The unified L2 cache probably is the feature that is mentioned first. It allows for a large L2 cache to be shared by two processing cores (2 MB or 4 MB). Caching can be more effective because data is no longer stored twice into different L2 caches any more (no replication). The full L2 cache is highly dynamic and can adapt to each core's load, which means that one single core may allocate 100% of the L2 cache area dynamically if this is required (on a line by line basis).
Sharing data also is more efficient now, because no front side bus load is generated while reading or writing into the cache (which is the case with the Pentium D), and there is no stalling when both cores are trying to access it. A good example that shows the advantages in multi-threaded environments is one core writing data into the cache, while the other may read something else at the same time. Cache misses are reduced, latency goes down, and access by itself also is faster now, because the Front Side Bus definitely was a limiting factor.

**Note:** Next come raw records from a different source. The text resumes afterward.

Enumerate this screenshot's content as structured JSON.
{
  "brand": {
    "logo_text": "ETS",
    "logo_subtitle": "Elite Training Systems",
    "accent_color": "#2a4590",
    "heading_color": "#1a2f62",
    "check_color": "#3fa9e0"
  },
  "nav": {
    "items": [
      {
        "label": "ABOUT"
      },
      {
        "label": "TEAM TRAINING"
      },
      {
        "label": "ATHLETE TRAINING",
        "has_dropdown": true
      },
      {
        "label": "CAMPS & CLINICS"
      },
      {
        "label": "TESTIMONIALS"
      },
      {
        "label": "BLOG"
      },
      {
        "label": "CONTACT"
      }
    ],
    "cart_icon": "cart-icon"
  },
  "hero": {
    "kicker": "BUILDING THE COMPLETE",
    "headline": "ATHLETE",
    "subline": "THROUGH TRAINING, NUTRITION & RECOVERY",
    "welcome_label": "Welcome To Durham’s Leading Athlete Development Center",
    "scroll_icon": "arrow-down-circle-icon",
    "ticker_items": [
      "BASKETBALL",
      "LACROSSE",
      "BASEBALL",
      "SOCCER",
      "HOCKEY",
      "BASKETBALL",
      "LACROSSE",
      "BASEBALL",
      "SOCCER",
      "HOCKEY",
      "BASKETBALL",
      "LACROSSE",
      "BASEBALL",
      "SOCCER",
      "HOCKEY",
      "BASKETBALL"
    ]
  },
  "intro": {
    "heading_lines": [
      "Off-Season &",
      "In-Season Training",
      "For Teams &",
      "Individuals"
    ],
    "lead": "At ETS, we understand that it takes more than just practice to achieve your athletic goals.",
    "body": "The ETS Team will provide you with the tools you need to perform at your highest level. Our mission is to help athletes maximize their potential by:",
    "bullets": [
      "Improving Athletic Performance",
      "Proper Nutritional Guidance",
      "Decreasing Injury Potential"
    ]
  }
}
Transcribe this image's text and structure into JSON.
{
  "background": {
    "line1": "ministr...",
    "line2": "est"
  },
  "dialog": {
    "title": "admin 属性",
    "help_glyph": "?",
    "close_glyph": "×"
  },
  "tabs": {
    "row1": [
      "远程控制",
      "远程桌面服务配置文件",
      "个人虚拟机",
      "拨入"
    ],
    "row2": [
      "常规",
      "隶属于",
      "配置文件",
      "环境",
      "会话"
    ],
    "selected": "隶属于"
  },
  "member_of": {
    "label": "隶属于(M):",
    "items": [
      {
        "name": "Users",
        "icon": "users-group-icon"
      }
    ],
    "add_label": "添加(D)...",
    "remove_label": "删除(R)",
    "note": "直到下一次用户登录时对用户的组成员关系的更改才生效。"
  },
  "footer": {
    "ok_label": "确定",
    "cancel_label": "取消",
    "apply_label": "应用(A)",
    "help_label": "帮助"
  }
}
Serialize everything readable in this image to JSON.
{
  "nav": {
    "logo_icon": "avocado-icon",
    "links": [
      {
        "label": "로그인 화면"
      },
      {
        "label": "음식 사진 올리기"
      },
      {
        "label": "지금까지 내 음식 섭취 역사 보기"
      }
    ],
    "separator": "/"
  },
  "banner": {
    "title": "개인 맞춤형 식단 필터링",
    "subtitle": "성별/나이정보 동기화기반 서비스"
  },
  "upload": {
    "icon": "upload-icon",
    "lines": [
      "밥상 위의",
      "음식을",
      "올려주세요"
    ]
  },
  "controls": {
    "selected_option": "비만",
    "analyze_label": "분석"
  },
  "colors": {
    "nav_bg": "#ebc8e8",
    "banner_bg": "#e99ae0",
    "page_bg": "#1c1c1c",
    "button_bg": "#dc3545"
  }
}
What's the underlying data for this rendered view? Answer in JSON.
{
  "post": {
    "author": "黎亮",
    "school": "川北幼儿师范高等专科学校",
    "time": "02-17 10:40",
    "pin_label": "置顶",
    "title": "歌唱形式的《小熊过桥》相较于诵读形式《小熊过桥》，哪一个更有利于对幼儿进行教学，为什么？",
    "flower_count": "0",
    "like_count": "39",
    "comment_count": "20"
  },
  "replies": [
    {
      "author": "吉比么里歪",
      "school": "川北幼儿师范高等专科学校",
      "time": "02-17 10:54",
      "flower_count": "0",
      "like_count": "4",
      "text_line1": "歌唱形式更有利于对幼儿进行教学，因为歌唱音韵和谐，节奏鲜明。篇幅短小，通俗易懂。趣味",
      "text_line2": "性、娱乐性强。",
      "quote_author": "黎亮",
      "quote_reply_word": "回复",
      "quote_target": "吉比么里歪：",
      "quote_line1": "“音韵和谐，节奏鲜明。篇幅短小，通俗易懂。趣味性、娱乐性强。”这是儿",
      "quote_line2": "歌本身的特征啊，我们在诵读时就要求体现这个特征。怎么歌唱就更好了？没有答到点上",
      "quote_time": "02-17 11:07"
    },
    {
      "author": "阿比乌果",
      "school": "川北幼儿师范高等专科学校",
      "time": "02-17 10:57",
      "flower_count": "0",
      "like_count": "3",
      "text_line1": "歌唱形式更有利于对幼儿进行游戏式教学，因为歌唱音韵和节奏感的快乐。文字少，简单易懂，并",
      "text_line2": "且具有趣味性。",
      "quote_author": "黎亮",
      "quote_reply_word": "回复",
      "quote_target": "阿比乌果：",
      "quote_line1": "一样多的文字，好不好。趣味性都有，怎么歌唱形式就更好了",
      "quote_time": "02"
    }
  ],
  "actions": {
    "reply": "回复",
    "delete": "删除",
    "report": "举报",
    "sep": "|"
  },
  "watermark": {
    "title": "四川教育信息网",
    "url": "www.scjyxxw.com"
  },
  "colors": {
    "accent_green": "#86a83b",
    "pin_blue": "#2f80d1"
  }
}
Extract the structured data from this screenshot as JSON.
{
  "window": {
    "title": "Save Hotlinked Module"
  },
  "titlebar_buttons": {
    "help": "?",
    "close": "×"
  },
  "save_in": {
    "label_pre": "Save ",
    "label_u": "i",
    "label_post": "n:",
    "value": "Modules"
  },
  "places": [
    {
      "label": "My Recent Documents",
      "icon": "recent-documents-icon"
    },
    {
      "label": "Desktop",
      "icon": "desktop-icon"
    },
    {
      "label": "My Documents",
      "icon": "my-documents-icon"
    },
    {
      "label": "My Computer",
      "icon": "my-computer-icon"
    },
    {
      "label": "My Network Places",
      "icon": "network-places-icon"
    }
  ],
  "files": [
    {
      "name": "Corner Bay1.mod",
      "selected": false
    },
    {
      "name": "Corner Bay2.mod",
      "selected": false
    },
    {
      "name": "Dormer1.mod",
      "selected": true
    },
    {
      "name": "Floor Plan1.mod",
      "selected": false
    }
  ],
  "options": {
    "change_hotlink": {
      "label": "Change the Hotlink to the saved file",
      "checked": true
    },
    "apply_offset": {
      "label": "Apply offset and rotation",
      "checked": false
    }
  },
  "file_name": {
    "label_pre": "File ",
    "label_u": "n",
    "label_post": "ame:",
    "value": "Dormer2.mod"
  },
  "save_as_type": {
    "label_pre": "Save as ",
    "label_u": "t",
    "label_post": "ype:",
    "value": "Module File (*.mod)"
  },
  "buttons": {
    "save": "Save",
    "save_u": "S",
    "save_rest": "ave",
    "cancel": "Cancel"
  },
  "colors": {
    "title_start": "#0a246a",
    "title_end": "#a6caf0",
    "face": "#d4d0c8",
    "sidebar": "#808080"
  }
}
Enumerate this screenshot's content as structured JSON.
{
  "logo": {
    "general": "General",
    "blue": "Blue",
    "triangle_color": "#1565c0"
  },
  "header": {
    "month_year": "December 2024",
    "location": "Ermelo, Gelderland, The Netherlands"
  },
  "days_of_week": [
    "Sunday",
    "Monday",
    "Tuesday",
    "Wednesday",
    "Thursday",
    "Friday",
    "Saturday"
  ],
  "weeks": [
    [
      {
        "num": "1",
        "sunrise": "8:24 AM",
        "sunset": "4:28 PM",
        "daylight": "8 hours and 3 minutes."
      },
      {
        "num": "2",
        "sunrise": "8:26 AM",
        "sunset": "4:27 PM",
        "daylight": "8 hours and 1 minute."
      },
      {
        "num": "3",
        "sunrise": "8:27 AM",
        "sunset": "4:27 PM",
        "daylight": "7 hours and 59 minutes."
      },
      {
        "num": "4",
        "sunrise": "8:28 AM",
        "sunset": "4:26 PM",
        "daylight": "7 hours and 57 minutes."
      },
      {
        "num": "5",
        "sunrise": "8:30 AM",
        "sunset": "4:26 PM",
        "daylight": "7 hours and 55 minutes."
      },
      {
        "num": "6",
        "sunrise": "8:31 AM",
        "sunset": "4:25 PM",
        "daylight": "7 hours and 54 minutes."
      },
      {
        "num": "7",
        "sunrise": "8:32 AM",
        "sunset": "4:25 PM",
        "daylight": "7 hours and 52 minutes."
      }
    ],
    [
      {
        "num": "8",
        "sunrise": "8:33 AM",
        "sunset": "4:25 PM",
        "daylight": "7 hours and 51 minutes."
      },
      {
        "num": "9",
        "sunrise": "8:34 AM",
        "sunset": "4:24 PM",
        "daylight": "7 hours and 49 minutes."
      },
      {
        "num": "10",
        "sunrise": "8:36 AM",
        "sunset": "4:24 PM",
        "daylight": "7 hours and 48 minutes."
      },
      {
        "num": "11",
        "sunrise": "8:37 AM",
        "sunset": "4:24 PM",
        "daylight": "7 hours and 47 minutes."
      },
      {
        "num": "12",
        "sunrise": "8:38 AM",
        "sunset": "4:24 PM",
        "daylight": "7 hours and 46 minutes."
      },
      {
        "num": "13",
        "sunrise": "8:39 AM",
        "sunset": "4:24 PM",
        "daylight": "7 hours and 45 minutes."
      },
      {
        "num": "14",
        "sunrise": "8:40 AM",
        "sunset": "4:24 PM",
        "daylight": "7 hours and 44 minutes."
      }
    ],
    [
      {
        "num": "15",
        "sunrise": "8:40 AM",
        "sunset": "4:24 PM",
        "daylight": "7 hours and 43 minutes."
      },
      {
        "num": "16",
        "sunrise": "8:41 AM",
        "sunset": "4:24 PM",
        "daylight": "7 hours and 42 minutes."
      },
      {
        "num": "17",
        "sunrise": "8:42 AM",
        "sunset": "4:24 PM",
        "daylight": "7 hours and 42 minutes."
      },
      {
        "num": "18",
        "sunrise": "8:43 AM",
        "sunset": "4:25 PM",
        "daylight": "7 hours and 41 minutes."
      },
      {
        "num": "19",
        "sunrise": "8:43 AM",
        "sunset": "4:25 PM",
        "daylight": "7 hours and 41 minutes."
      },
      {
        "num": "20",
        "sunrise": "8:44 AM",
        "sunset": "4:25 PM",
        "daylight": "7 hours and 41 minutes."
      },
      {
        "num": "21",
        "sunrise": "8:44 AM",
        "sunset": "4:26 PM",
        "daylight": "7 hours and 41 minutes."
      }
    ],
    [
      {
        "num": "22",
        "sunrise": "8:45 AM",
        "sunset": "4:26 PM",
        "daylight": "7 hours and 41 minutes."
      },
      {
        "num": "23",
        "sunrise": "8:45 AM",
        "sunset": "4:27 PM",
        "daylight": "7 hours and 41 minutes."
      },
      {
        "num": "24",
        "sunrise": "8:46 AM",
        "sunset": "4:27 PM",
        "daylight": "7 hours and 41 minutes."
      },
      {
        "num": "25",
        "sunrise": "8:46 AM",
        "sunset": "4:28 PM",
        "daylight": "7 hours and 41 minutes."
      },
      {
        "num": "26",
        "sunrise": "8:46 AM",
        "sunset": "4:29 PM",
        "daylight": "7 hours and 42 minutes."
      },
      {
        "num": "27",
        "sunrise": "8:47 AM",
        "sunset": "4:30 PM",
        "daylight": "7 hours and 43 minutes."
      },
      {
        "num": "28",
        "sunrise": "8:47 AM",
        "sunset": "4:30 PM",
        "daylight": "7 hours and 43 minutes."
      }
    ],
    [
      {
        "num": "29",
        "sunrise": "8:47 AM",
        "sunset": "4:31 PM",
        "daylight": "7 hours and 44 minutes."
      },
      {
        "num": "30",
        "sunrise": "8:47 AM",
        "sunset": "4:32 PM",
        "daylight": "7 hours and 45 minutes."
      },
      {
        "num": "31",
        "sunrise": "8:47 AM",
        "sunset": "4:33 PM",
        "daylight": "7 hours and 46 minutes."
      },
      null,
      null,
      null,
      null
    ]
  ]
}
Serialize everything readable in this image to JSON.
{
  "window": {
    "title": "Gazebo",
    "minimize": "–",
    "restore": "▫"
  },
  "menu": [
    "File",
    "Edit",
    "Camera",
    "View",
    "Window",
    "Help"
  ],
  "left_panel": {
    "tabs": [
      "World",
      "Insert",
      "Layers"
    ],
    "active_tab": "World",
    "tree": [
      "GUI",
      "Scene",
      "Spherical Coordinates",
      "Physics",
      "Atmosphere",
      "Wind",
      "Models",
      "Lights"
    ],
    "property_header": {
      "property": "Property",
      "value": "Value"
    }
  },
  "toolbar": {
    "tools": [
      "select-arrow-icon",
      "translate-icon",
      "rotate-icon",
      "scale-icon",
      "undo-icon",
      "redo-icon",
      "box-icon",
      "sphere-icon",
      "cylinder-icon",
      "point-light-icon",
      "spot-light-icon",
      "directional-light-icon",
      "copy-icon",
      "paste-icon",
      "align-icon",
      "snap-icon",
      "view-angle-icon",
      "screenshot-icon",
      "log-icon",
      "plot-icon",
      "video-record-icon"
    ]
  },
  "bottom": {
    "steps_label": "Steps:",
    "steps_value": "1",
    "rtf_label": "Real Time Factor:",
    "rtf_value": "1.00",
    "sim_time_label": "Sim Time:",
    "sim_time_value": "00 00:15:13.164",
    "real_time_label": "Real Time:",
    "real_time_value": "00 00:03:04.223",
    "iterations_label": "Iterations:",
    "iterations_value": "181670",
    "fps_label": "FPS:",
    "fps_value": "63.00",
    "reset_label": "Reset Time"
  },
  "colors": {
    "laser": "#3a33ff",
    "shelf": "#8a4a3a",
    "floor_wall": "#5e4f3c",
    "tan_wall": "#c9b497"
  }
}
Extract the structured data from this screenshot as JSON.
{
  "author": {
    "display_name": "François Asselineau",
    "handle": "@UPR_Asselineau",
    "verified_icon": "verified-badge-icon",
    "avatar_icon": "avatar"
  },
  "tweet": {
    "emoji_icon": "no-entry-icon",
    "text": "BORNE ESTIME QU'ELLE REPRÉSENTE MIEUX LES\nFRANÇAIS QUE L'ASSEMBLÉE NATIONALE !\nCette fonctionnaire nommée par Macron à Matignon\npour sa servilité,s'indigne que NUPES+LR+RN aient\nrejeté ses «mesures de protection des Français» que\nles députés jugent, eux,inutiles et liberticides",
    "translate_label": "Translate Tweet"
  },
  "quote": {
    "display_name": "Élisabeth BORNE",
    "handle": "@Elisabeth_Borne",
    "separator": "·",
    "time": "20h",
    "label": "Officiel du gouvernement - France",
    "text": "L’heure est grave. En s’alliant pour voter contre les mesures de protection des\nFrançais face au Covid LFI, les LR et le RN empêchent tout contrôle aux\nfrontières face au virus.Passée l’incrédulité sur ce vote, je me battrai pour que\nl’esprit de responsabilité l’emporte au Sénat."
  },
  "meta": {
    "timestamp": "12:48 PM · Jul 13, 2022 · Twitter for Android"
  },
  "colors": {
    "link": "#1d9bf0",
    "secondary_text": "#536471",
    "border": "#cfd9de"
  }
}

- IDF Spring 2006: The Core Of Intel 3.0
- Intel's Energy Awakening
- Quad Cores In Multi-Chip Packages By 2007
- Core To The Rescue
- Wide Dynamic Execution
- Advanced Digital Media Boost
- Advanced Smart Cache
- Smart Memory Access
- Memory Disambiguation
- Intelligent Power Capability
- The Memory Controller Question
- There Is More To Save
- The Server Challenge
- Mashups To Drive Mobility
- Robson NAND Flash Or Hybrid Hard Drives?